There are pumpkins everywhere these days: some are plastic and sitting on front porches and some are in huge grocery store bins. All are awaiting the end of this month when pumpkins come alive as grinning, spooky creatures lighting up the night.
These squashes apparently originated in North America and seeds, dating as far back as 5000 B.C., have been found in Mexico. The name pumpkin, supposedly taken from the Greek word 'pelon' (meaning a large melon), has traveled through many countries and languages to its current name. Eventually the pumpkin made its way to Europe where it had an amazing transformation - the Jack o'Lantern.
The story behind this fiendish creation is an Irish or Celtic myth about a man called 'Stingy Jack', who fell afoul of the Devil himself. Soon the Jack o'Lantern became part of the Halloween tradition, especially here in North America.
1. A pumpkin is technically a fruit and belongs to the same plant family as cucumbers.
2. Pumpkins are 90% water. (does that include pumpkin pie???)
3. Pumpkins were once recommended as a cure for freckles.
4. Pumpkins were once used as a remedy for snake bites.
5. Pumpkins play a role in fairy tales and nursery rhymes.
6. Pumpkins are grown on every continent except for Antarctica.

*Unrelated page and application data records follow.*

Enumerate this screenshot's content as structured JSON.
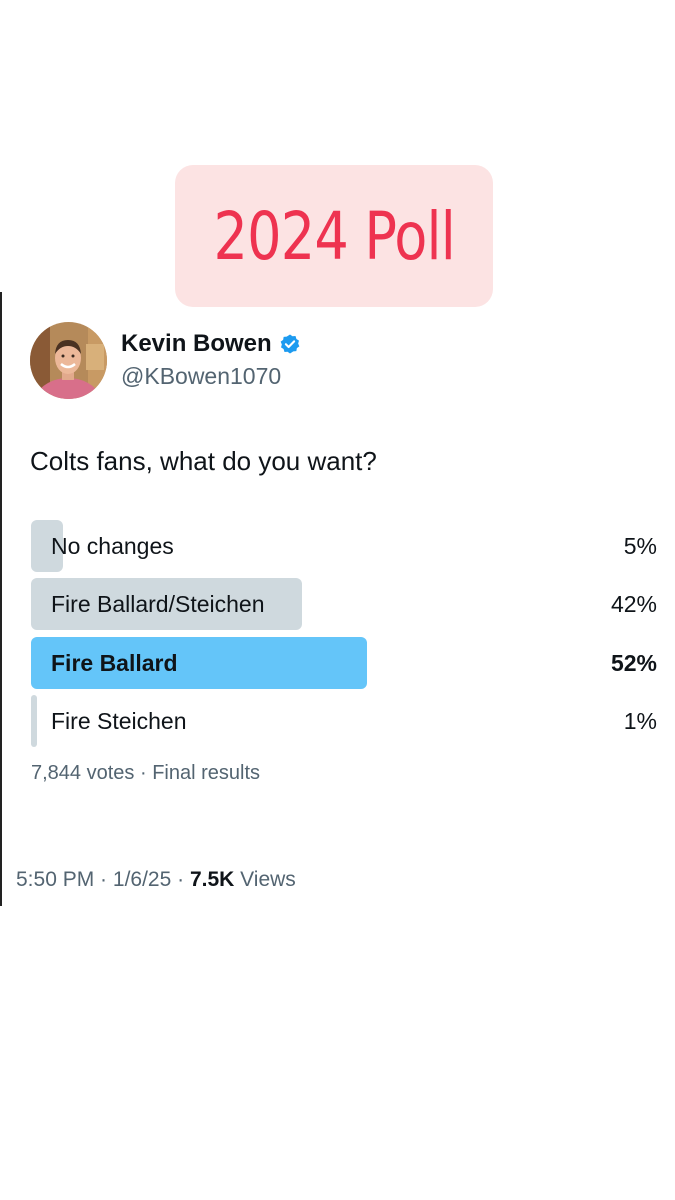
{
  "sticker": {
    "text": "2024 Poll"
  },
  "tweet": {
    "author": {
      "name": "Kevin Bowen",
      "handle": "@KBowen1070",
      "verified": true,
      "verified_color": "#1d9bf0"
    },
    "text": "Colts fans, what do you want?",
    "poll": {
      "options": [
        {
          "label": "No changes",
          "percent_text": "5%",
          "share": 0.05,
          "winner": false
        },
        {
          "label": "Fire Ballard/Steichen",
          "percent_text": "42%",
          "share": 0.42,
          "winner": false
        },
        {
          "label": "Fire Ballard",
          "percent_text": "52%",
          "share": 0.52,
          "winner": true
        },
        {
          "label": "Fire Steichen",
          "percent_text": "1%",
          "share": 0.01,
          "winner": false
        }
      ],
      "votes": "7,844 votes",
      "separator": " · ",
      "status": "Final results"
    },
    "time": "5:50 PM",
    "date": "1/6/25",
    "views_count": "7.5K",
    "views_label": "Views"
  },
  "colors": {
    "sticker_bg": "#fce3e3",
    "sticker_text": "#ee3350",
    "poll_bar": "#cfd9de",
    "poll_winner": "#64c5f9"
  }
}
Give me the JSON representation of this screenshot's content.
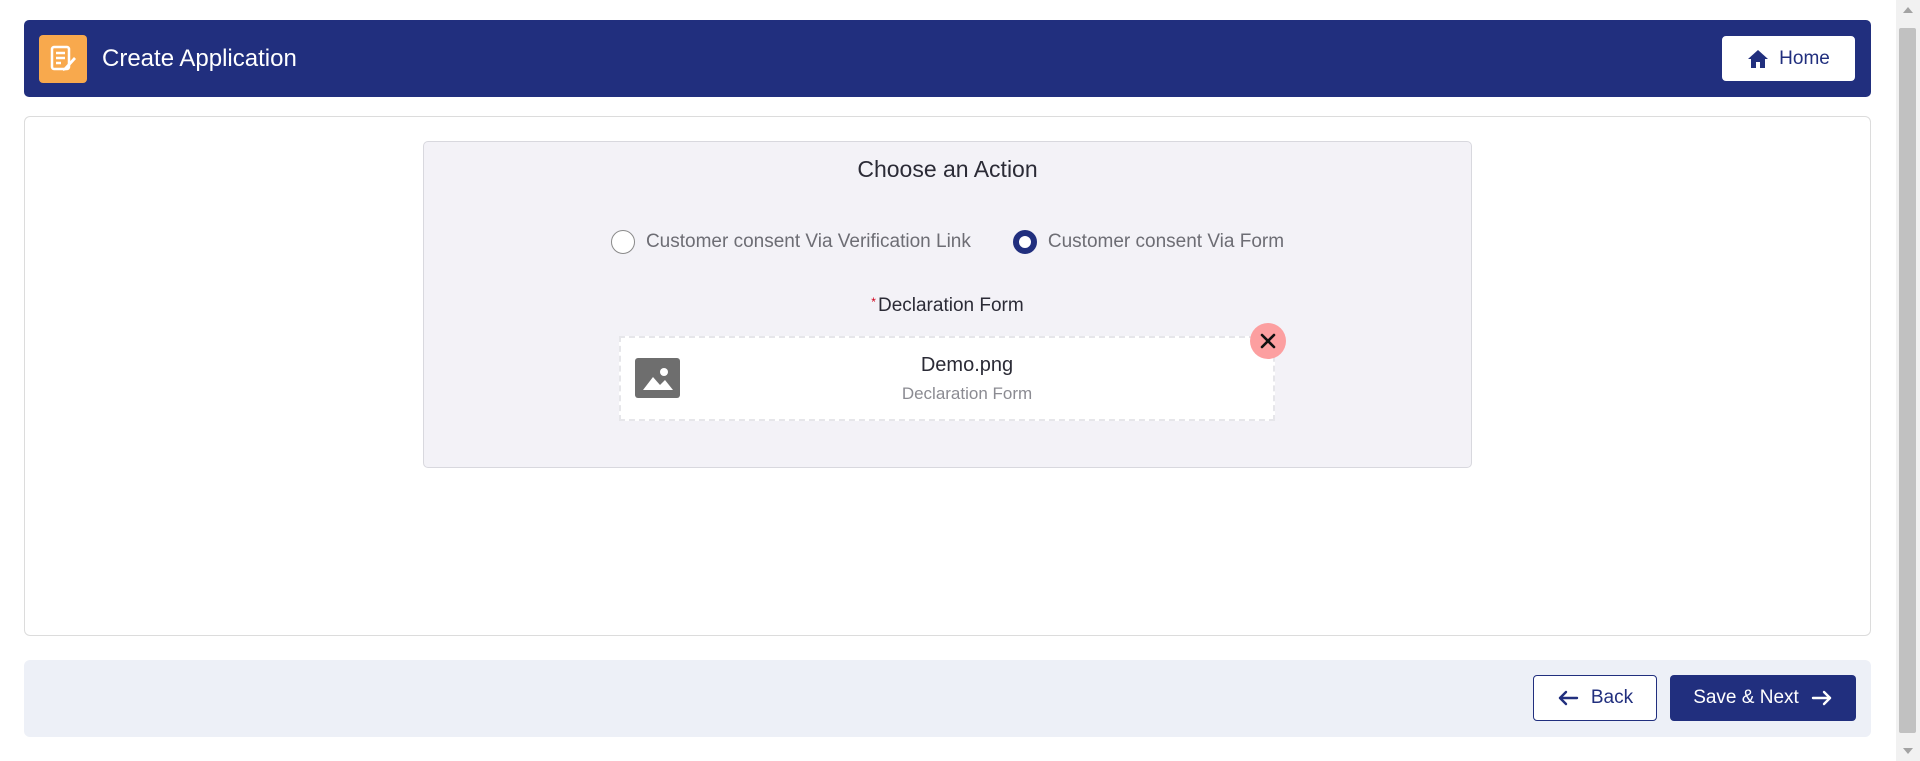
{
  "header": {
    "title": "Create Application",
    "home_label": "Home"
  },
  "panel": {
    "title": "Choose an Action",
    "options": [
      {
        "label": "Customer consent Via Verification Link",
        "selected": false
      },
      {
        "label": "Customer consent Via Form",
        "selected": true
      }
    ],
    "required_mark": "*",
    "field_label": "Declaration Form",
    "file": {
      "name": "Demo.png",
      "description": "Declaration Form"
    }
  },
  "footer": {
    "back_label": "Back",
    "next_label": "Save & Next"
  },
  "colors": {
    "primary": "#212f7e",
    "accent": "#f8a94d",
    "remove": "#fc9fa0"
  }
}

7. The world's heaviest pumpkin to date was grown in Germany in 2016 and weighed over 2,600 lbs.
While some of you are planning your Halloween pumpkin carving, those of us on Garden Island have already done so.Because most of the cottagers leave the island at the end of the Canadian Thanksgiving holiday weekend, one of our traditions is the annual pumpkin carving contest.
I've written about this event before, but this year's contest included a new activity. Here's the story behind it:
Two years ago, the parents of a five year old boy entered the contest. Unfortunately, to the boy's dismay, they didn't win. It's a contest, right? We adults get that and know that no matter how many entries there are every year, only two winners are picked. The problem was, the prize (besides a plastic, multi-colored and glitzy pumpkin trophy) was a large box of those mini-chocolate bars sold everywhere at Halloween time.That five year old had his eyes on the box throughout the viewing and voting. Yes, there were tears afterwards but some compensation was made by the winners who shared.
Skip to this year when an imaginative organizer spinned a new twist on the contest. Around the perimeter of the viewing tables hung 3 large pumpkins.
Their bottoms had been skillfully cut and their innards filled with - yes - mini-chocolate bars and all sorts of other candies. Pumpkin pinatas!
Children only were qualified to take a swing with a plastic baseball bat. No one minded not getting chosen to swing (first hand up basis) because the spilled contents belonged to all the kids fast enough to scavenge. And were they fast! Naturally, there was discreet help for the not-so-quick youngsters.
Every year some of the entries recount a story of a happening or event on the island during the summer. This year, the winning entry was this:
Can you guess what Garden Island happening was the story behind it?
Hint: I referred to it in my September post.